Why now? The majority of faculty members in Animal Sciences and Dairy Science were hired in the 1980s, so we are beginning a period of enormous turnover. As we make decisions about how to position our departments for success over the next thirty years, now is the time to determine whether to do this individually or jointly.

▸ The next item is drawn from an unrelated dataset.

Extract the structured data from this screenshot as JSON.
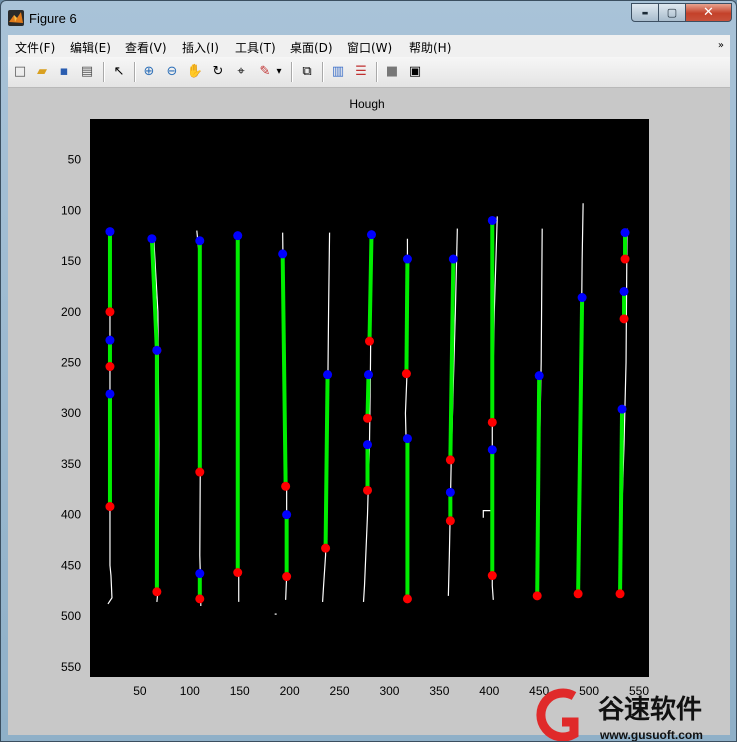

How will our students be impacted if a merger occurs? Not that much, honestly, at least in the short-term. Any changes in our undergraduate majors are a few years away, because by rule we cannot change the curriculum requirements for students once they’ve enrolled at UW-Madison. In the long-term, we will still have a major that serves the needs of science-oriented students with interest in becoming a veterinarian, nutritionist, or reproduction consultant. Similarly, we will have a major that serves the needs of business-oriented students with interest in careers in dairy management and dairy-related agribusiness roles such as sales, marketing, and finance. Exact names and course requirements are yet to be determined, but if we do this properly we can meet the needs of our students much more effectively in the future than we do today.
What about our stakeholders? This is obviously a huge concern, especially for Wisconsin’s $43 billion dairy industry. Again, if we do this properly, we should be better positioned to meet the needs of our key stakeholders in the future than we are today. A huge risk, if we decide not to merge, is spreading ourselves too thin by trying to cover all disciplines and all species – neither UW-Madison nor any other land-grant university can do this successfully. We need to specialize and focus on the things that are most important to Wisconsin, and this strategic planning will take place throughout most of 2019.
What’s the process? Now that both departments have “decided to try,” by voting to work toward development of a formal merger proposal, the hard work begins. Five interdepartmental groups have been formed to cover the key issues and decisions. These working groups will meet biweekly over the next six to eight months to discuss options and strategies, and during the summer we will seek input and feedback from our students, alumni, and stakeholders. By late fall we hope to pull all of the recommendations into a formal proposal, and if this proposal is approved by both departmental executive committees, it will be submitted to college and campus administrators and governance committees for their review. The overall process will take 18 to 24 months, so if we ultimately decide to merge, the earliest it will actually occur is mid to late 2020. We need to be very thorough in our planning and discuss all of the pros and cons both internally and externally, because if we decide to merge we need to get it right.
So, if you’ve made it this far, I hope it gives you a clearer picture of what we’re considering and why. Please don’t hesitate to reach out to me or other members of our faculty and staff if you have any questions or concerns. We look forward to sharing more concrete plans with you in late summer.